>>

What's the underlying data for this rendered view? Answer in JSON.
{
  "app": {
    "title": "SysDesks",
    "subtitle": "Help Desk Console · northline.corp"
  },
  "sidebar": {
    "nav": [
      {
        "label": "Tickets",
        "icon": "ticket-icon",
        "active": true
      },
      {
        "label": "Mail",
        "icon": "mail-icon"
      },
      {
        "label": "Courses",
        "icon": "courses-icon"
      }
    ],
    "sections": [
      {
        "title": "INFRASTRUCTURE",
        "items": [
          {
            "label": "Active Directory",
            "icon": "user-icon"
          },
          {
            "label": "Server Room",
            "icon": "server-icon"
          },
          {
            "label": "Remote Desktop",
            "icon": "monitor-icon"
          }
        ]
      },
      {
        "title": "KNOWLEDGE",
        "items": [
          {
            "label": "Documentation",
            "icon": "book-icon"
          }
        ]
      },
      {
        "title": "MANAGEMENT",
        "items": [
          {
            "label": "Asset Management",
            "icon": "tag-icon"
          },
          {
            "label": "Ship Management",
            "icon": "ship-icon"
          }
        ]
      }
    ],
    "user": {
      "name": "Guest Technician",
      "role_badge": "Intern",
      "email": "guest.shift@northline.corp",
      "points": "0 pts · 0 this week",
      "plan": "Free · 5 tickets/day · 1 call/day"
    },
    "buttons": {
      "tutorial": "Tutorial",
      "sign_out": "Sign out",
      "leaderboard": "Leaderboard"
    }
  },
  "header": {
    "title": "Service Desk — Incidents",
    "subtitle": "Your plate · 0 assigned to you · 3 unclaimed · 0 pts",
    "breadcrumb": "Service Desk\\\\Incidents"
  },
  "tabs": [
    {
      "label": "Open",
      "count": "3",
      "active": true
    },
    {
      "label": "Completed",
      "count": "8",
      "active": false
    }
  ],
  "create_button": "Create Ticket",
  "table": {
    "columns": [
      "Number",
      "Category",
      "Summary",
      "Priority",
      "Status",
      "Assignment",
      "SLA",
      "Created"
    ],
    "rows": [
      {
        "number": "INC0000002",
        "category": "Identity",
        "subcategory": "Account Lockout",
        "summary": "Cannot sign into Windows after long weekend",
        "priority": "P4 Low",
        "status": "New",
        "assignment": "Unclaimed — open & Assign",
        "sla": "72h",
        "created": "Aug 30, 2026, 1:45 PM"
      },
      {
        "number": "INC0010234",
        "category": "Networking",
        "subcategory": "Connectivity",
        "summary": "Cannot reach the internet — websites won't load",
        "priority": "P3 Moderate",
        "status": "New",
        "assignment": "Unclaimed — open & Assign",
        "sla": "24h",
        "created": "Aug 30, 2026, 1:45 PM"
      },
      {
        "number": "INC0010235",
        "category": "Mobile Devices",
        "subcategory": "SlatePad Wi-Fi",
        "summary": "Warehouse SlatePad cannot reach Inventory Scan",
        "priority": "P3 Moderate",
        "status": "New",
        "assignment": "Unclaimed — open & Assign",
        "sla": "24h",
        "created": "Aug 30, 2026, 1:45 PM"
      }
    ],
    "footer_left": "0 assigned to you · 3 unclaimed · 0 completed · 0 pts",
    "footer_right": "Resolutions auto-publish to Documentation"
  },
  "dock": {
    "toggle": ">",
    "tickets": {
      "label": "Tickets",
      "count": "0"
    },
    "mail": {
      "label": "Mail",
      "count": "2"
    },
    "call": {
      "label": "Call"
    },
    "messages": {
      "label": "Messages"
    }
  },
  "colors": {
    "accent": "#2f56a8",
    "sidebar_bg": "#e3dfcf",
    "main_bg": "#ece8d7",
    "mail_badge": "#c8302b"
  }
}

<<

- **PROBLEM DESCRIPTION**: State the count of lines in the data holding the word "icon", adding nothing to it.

- **SOLUTION TO THIS PROBLEM**: 9